**WORK INSTRUCTION**. Give only the number of lines in the records that contain the word "image".

Dataset entries:

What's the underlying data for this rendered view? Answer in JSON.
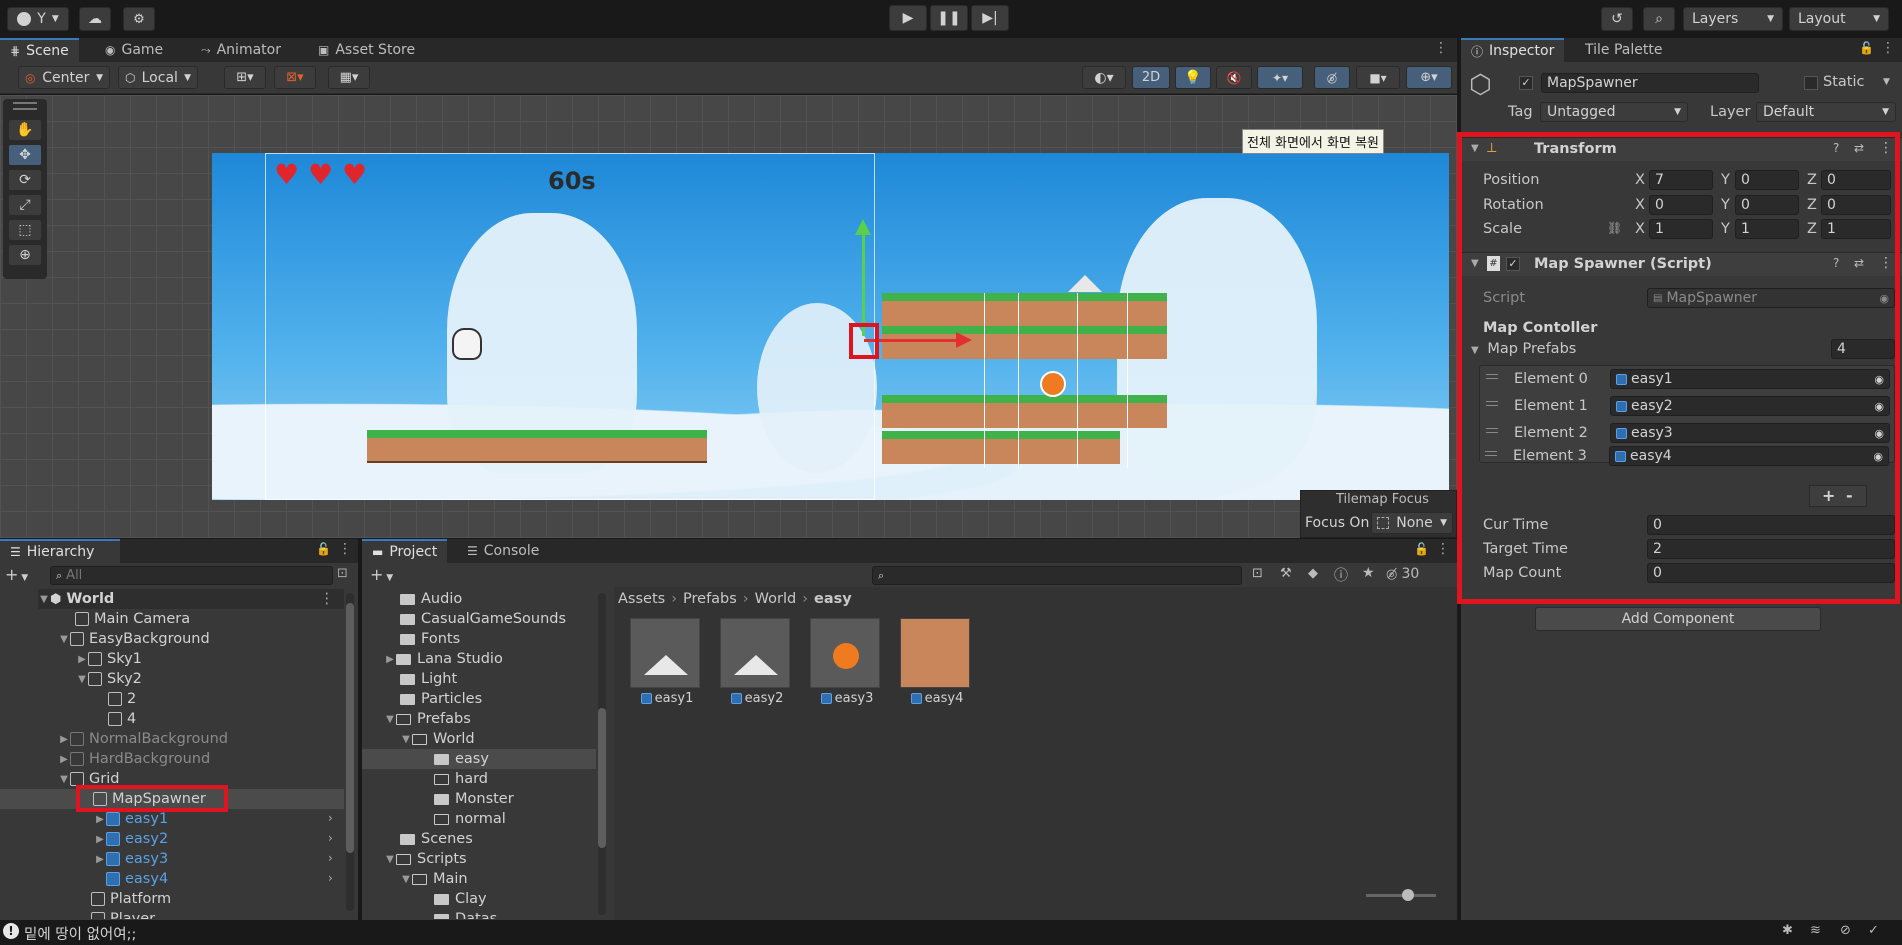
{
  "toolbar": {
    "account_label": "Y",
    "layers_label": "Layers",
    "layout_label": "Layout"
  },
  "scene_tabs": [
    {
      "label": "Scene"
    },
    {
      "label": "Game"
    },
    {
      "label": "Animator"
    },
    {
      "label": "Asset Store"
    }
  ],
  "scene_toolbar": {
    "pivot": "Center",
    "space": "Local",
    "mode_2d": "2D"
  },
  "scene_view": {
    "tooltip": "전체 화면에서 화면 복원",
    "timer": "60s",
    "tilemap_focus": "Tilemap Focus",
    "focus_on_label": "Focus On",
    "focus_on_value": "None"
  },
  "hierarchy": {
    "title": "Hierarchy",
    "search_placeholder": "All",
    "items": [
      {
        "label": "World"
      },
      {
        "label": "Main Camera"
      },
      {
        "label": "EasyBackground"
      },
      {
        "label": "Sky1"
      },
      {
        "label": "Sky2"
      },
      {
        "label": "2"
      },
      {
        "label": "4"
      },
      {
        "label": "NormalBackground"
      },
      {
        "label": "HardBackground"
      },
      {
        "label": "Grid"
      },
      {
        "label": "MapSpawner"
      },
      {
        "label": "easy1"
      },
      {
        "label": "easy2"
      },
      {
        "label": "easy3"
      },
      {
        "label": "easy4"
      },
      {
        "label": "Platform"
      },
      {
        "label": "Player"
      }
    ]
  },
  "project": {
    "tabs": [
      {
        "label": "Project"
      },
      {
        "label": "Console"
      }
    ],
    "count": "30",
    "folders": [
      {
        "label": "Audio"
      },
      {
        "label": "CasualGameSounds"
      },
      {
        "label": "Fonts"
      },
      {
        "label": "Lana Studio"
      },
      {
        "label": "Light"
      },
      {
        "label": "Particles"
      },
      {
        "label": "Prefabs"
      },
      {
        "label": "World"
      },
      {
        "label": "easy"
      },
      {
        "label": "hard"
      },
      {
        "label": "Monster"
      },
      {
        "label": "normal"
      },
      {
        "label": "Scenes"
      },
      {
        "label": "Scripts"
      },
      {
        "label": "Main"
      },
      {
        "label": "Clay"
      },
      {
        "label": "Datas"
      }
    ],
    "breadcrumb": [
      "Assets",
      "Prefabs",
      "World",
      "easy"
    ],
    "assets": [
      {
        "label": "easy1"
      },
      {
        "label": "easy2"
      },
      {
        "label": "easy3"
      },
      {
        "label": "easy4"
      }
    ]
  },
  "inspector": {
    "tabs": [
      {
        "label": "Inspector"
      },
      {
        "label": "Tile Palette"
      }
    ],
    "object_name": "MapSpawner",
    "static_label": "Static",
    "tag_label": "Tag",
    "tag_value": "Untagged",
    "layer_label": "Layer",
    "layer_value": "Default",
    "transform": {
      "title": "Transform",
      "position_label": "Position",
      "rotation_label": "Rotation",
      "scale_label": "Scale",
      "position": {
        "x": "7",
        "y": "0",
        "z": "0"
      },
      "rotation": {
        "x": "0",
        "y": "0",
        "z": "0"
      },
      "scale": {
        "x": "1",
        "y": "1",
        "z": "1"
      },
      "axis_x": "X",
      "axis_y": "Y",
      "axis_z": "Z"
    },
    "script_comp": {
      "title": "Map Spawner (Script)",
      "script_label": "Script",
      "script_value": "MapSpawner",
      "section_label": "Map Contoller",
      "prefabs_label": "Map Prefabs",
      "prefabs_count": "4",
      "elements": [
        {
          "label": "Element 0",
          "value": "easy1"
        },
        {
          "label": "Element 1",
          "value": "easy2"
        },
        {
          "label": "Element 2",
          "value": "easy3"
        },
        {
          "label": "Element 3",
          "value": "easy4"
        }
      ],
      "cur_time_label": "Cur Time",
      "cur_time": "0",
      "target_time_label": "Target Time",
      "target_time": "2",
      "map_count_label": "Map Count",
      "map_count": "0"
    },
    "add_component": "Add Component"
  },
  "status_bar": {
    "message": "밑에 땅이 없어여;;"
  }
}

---

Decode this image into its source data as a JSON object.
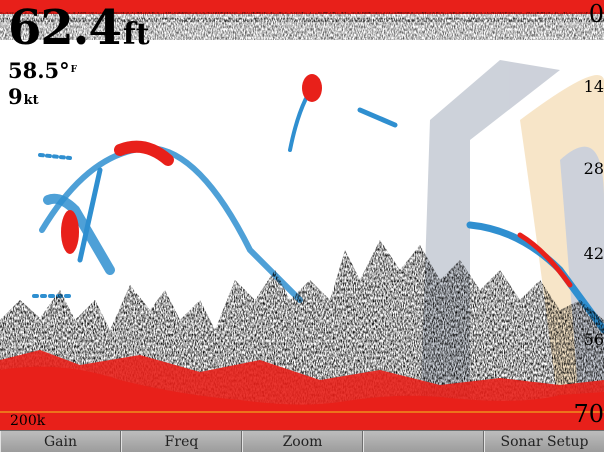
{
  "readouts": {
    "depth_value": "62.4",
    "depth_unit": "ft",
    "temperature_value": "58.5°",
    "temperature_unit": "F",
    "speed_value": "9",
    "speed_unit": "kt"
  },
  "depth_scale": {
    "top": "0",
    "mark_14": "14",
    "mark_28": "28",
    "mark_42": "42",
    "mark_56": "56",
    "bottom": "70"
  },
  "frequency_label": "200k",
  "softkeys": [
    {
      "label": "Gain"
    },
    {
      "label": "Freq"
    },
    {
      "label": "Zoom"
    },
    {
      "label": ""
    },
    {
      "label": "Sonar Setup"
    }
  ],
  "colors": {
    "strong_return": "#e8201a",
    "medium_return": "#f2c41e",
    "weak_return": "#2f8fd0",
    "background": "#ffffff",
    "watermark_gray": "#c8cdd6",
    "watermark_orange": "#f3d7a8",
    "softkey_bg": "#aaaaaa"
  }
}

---

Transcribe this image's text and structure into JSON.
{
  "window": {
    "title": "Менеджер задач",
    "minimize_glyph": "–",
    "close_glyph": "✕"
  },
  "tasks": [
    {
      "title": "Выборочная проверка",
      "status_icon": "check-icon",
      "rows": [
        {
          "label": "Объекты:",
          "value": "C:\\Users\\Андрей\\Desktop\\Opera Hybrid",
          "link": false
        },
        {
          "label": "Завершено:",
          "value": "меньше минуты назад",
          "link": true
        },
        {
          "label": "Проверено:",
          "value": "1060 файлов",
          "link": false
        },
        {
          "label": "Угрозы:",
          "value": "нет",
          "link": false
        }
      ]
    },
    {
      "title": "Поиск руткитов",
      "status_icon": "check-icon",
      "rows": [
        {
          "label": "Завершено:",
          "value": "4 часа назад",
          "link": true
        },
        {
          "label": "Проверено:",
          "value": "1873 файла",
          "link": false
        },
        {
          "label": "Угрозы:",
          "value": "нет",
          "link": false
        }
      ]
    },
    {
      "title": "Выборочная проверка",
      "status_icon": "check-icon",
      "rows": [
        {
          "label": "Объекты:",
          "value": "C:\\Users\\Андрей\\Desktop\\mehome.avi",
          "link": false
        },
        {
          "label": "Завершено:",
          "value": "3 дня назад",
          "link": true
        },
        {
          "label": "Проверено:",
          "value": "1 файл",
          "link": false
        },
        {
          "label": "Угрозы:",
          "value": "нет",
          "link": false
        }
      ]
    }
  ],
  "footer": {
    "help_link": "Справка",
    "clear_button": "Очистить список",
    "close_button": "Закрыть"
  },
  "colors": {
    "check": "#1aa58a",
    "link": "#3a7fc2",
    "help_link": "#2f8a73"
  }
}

**RESULT OF THE TASK**. 2